It just occurs to me that I've let down Team TDD a bit here. I shoulda had a test ready for this lot! I should have read ahead to see what I was gonna end up with, when running this code. I've written a test before I ran the code though:

/** @testdox Tests the functionality of ConferenceController */
class ConferenceControllerTest extends WebTestCase
    /** @testdox The index action returns a successful response */
    public function testIndex()
        $client = static::createClient();
        $client->request("GET", "/conference");

        $this->assertSelectorTextContains("h1", "Hello ConferenceController!");

(I checked the twig file for the file content).

This doesn't help with the "red" part of red-green-refactor, but it's something at least.

Looking at the generated controller:

class ConferenceController extends AbstractController
    #[Route('/conference', name: 'app_conference')]
    public function index(): Response
        return $this->render('conference/index.html.twig', [
            'controller_name' => 'ConferenceController',

I'm not a fan of munging routing into controllers, so I'm gonna move that back into the routing config (routes.yaml):

        path: ../src/Controller/
        namespace: adamcameron\symfonythefasttrack\Controller
    type: attribute

    resource: routes/conference.yaml
    prefix: /conference/
    path: /
    methods: [GET]
    controller: adamcameron\symfonythefasttrack\Controller\ConferenceController::index

And here the test helps: I can refactor that routing config, and my test stays green!

Everything else seems fine.

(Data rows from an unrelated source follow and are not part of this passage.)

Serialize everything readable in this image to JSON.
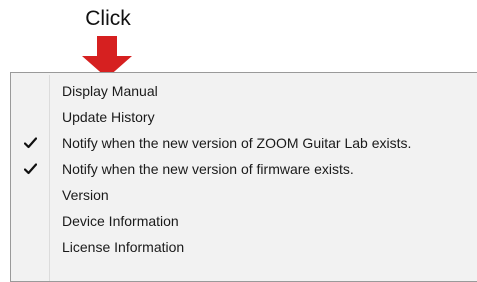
{
  "callout": {
    "label": "Click",
    "arrow_color": "#d62020"
  },
  "menu": {
    "items": [
      {
        "label": "Display Manual",
        "checked": false
      },
      {
        "label": "Update History",
        "checked": false
      },
      {
        "label": "Notify when the new version of ZOOM Guitar Lab exists.",
        "checked": true
      },
      {
        "label": "Notify when the new version of firmware exists.",
        "checked": true
      },
      {
        "label": "Version",
        "checked": false
      },
      {
        "label": "Device Information",
        "checked": false
      },
      {
        "label": "License Information",
        "checked": false
      }
    ]
  }
}
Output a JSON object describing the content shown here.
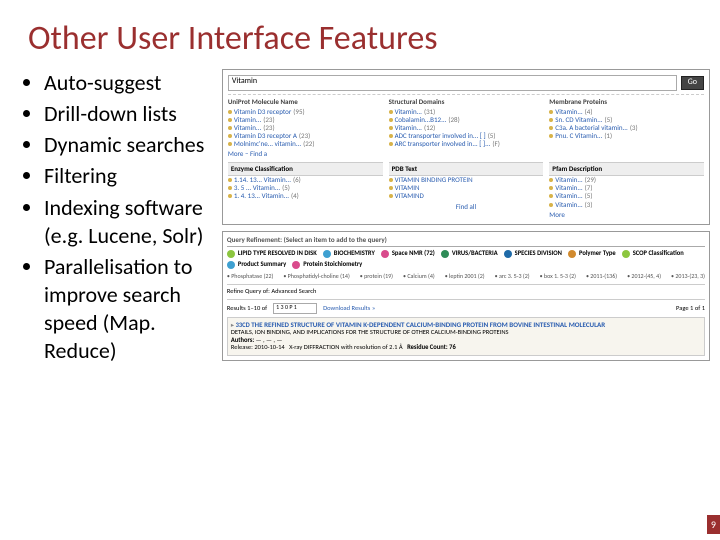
{
  "title": "Other User Interface Features",
  "bullets": {
    "i": [
      "Auto-suggest",
      "Drill-down lists",
      "Dynamic searches",
      "Filtering",
      "Indexing software (e.g. Lucene, Solr)",
      "Parallelisation to improve search speed (Map. Reduce)"
    ]
  },
  "box1": {
    "search": {
      "value": "Vitamin",
      "go": "Go"
    },
    "sect1": {
      "c1h": "UniProt Molecule Name",
      "c2h": "Structural Domains",
      "c3h": "Membrane Proteins",
      "c1": [
        {
          "t": "Vitamin D3 receptor",
          "n": "(95)"
        },
        {
          "t": "Vitamin...",
          "n": "(23)"
        },
        {
          "t": "Vitamin...",
          "n": "(23)"
        },
        {
          "t": "Vitamin D3 receptor A",
          "n": "(23)"
        },
        {
          "t": "Molnimc'ne... vitamin...",
          "n": "(22)"
        }
      ],
      "c2": [
        {
          "t": "Vitamin...",
          "n": "(31)"
        },
        {
          "t": "Cobalamin...B12...",
          "n": "(28)"
        },
        {
          "t": "Vitamin...",
          "n": "(12)"
        },
        {
          "t": "ADC transporter involved in... [ ]",
          "n": "(5)"
        },
        {
          "t": "ARC transporter involved in... [ ]...",
          "n": "(F)"
        }
      ],
      "c3": [
        {
          "t": "Vitamin...",
          "n": "(4)"
        },
        {
          "t": "Sn. CD Vitamin...",
          "n": "(5)"
        },
        {
          "t": "C3a. A bacterial vitamin...",
          "n": "(3)"
        },
        {
          "t": "Pnu. C Vitamin...",
          "n": "(1)"
        }
      ],
      "more": "More – Find a"
    },
    "sect2": {
      "c1h": "Enzyme Classification",
      "c2h": "PDB Text",
      "c3h": "Pfam Description",
      "c1": [
        {
          "t": "1.14. 13... Vitamin...",
          "n": "(6)"
        },
        {
          "t": "3. 5 ... Vitamin...",
          "n": "(5)"
        },
        {
          "t": "1. 4. 13... Vitamin...",
          "n": "(4)"
        }
      ],
      "c2": [
        {
          "t": "VITAMIN BINDING PROTEIN",
          "n": ""
        },
        {
          "t": "VITAMIN",
          "n": ""
        },
        {
          "t": "VITAMIND",
          "n": ""
        }
      ],
      "c3": [
        {
          "t": "Vitamin...",
          "n": "(29)"
        },
        {
          "t": "Vitamin...",
          "n": "(7)"
        },
        {
          "t": "Vitamin...",
          "n": "(5)"
        },
        {
          "t": "Vitamin...",
          "n": "(3)"
        }
      ],
      "findall": "Find all",
      "more": "More"
    }
  },
  "box2": {
    "qhead": "Query Refinement: (Select an item to add to the query)",
    "tags": [
      {
        "c": "#8cc63f",
        "l": "LIPID TYPE RESOLVED IN DISK"
      },
      {
        "c": "#3ea0d1",
        "l": "BIOCHEMISTRY"
      },
      {
        "c": "#d94b8c",
        "l": "Space NMR",
        "n": "(72)"
      },
      {
        "c": "#2e8b57",
        "l": "VIRUS/BACTERIA"
      },
      {
        "c": "#1e6aa8",
        "l": "SPECIES DIVISION"
      },
      {
        "c": "#d18a2e",
        "l": "Polymer Type"
      },
      {
        "c": "#8cc63f",
        "l": "SCOP Classification"
      },
      {
        "c": "#3ea0d1",
        "l": "Product Summary"
      },
      {
        "c": "#d94b8c",
        "l": "Protein Stoichiometry"
      }
    ],
    "sub": [
      "Phosphatase (22)",
      "Phosphatidyl-choline (14)",
      "protein (19)",
      "Calcium (4)",
      "leptin 2001 (2)",
      "arc 3. 5-3 (2)",
      "box 1. 5-3 (2)",
      "2011-(136)",
      "2012-(45, 4)",
      "2013-(23, 3)"
    ],
    "bar": {
      "refine": "Refine Query of: Advanced Search"
    },
    "row": {
      "results": "Results 1–10 of",
      "qbox": "1 3 0 P 1",
      "dl": "Download Results  »",
      "pg": "Page 1 of 1"
    },
    "res": {
      "id": "33CD",
      "title": "THE REFINED STRUCTURE OF VITAMIN K-DEPENDENT CALCIUM-BINDING PROTEIN FROM BOVINE INTESTINAL MOLECULAR",
      "sub": "DETAILS, ION BINDING, AND IMPLICATIONS FOR THE STRUCTURE OF OTHER CALCIUM-BINDING PROTEINS",
      "authors": "Authors:",
      "release": "Release:   2010-10-14",
      "method": "X-ray DIFFRACTION with resolution of 2.1 Å",
      "residue": "Residue Count:   76"
    }
  },
  "pgnum": "9"
}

The rest of the page messes with that controller to show using inline HTML in the controller (just why? would you even show that??), and output some debugging stuff. The debug stuff was interesting. One can put a dump in one's code and it will send the dump down to the browser, but different from var_dump it's not part of the main response, it's part of the debug bar (which I have only just clocked is a separate request, done via AJAX from the main response). Example (no link to this code as I'm not keeping it):

public function index(Request $request): Response
    return new Response("<html><body></body></html>");

(note that for the debug bar to show up, it needs to be an "HTML" response with a body element)


Right, that was a lot of effort to make not much progress. There was quite a bit of googling in places when things didn't quite go how I expected, which I just summarised in the text. Anyway, I'm nackered so am gonna draw a line under this one.

All the code for this lot is tagged as 1.5.

Oh and I've done the next article in this series: PHP / Symfony: working through "Symfony: The Fast Track", part 3: doing some ORM / DB config.